|The Laundromat is a fast-paced satire of the rich and the financial frauds that they willfully commit. It fits right in line with Adam McKay’s The Big Short. However, director Steven Soderbergh and writer Scott Z. Burns wanted to make it quicker and less impactful. Less impactful is definitely what it is, this is a Meryl Streep and Steven Soderbergh collaboration that is smart, funny, illuminating, debuted on Netflix and yet most people don’t seem to know it exists.||2019 |
Directed by: Steven Soderbergh
Screenplay by: Scott Z. Burns
Based on the book by Jake Bernstein
Starring: Meryl Streep, Antonio Banderas, and Gary Oldman
The opening scene features Gary Oldman and Antonio Banderas.
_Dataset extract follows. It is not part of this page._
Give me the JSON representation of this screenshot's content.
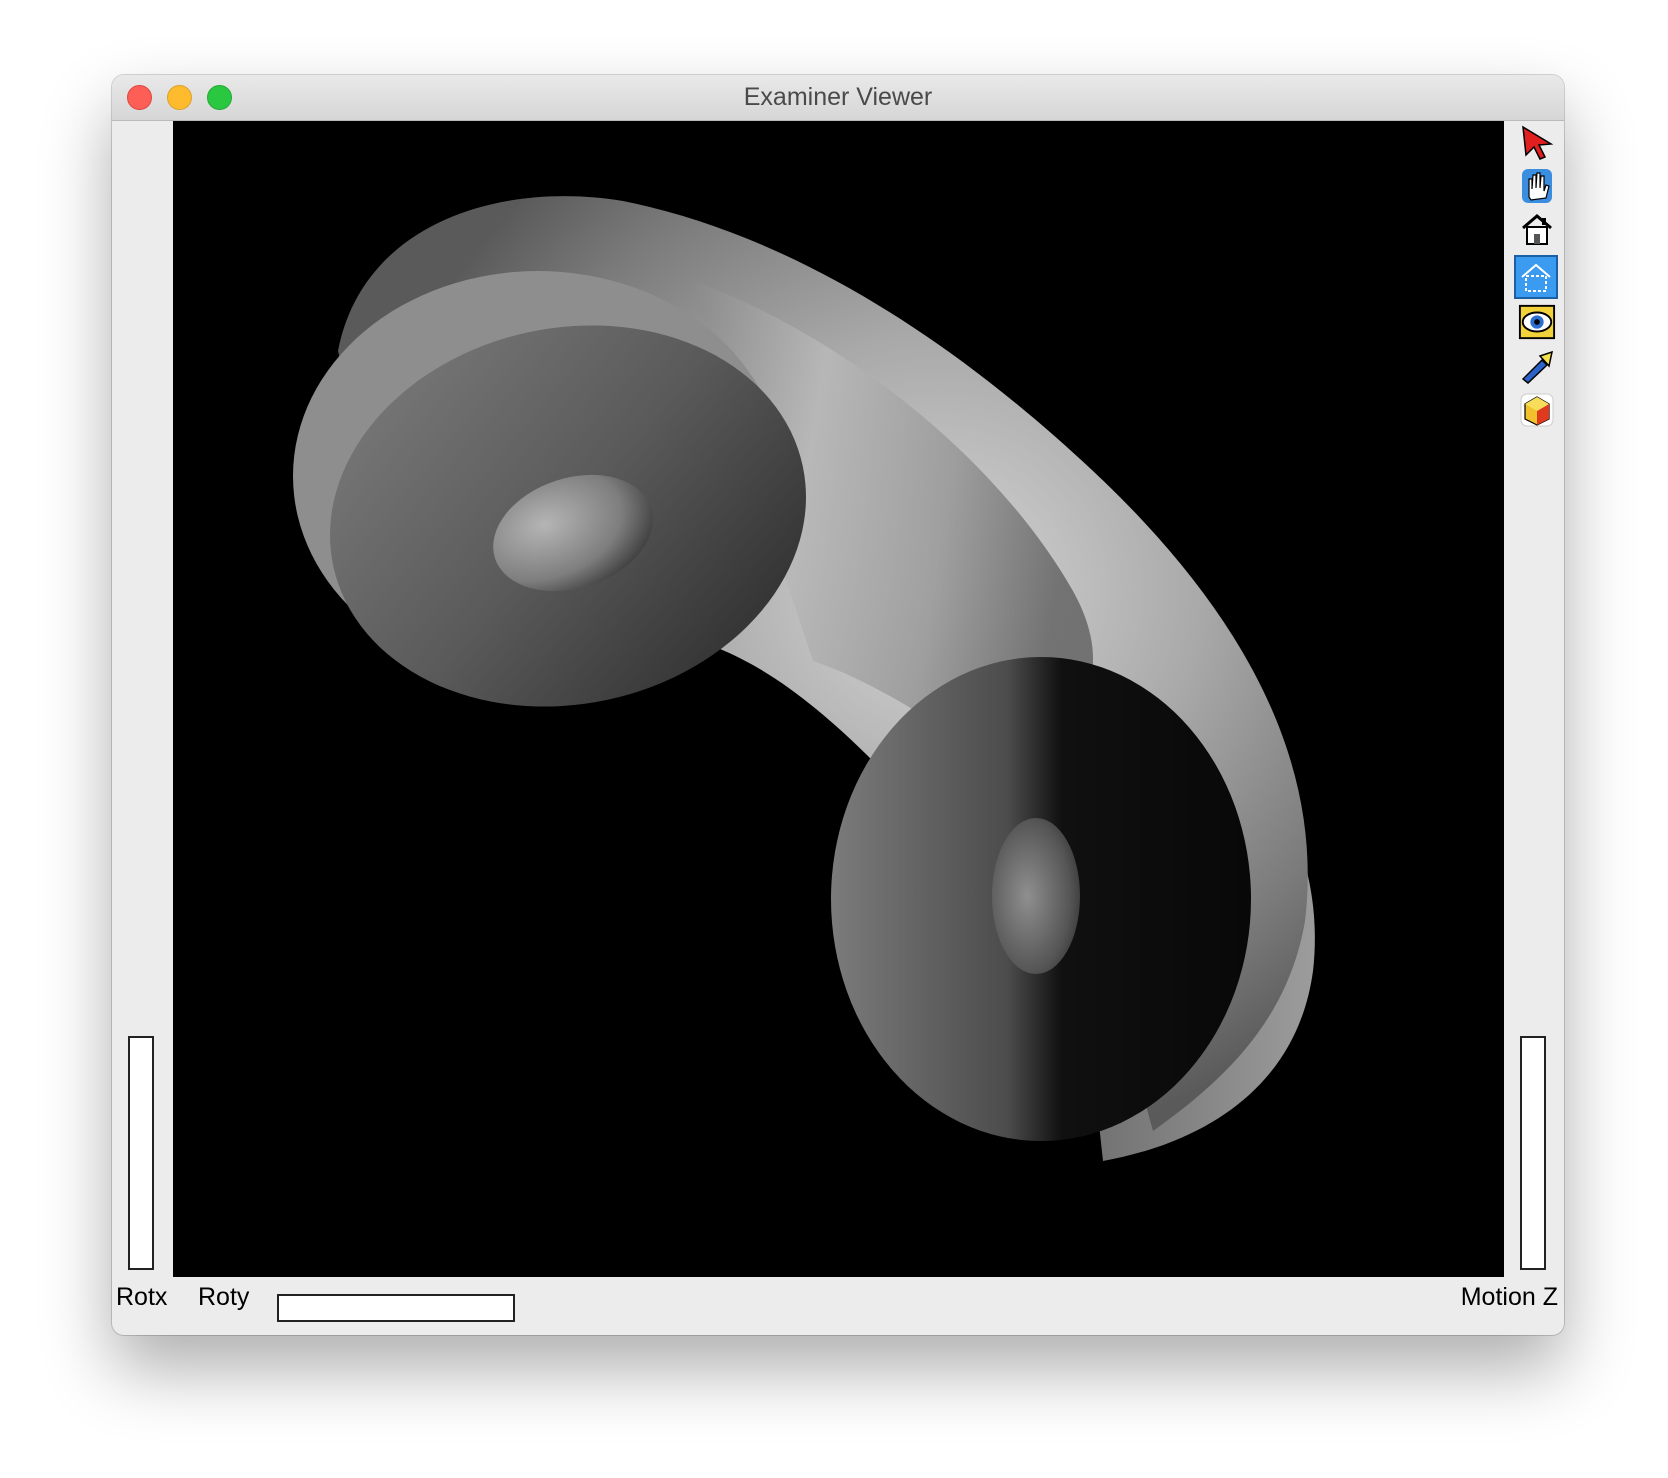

They’re lawyers, rich, fast-talking lawyers, who have found a way to sell their patronizing characters in a very fresh and funny manner. Every five minutes throughout the film, I was waiting to get back to Oldman and Banderas. They’re the through-line, they connect the financial crimes the film exposes to the everyday people like Meryl Streep’s character to the audience who needs to understand what utter nonsense the rich get themselves involved in on a daily basis.
Streep plays Ellen Martin, a kindly but smart and reasonably well-off grandmother who loses her husband in a freak accident in a cruise boat. And seeks the guidance of professionals of what to do next, and how to get the insurance claim. This leads to David Schwimmer in a very brief but brilliant role. He’s the owner of a small business, just trying to make a buck, not trying to hurt anybody, and discovers when it’s too late that you can’t save money on insurance.
The film then flies across cultures dropping in on rich folks and the fraudulent schemes they get their money tied into. One of the main issues with the film is its inability to stay in one place for very long and satisfyingly tie in the various stories together. Streep disappears for a long portion of the film and we’re following people we don’t know and have no reason to care about other than the fact that they’re rich and they are most likely in the process of screwing someone (or many someones) over.
Ultimately, The Laundromat leads to the publishing of the Panama Papers. So it’s an important look at the world’s financial systems benefitting the already rich, but it’s also a zippy, satirical version of a based-on-a-true story. It’s uneven and unimpactful, but it’s also funny and smart. It’s unlikely to have much staying power, another peculiar oddity for a film brought to us by legends of the industry.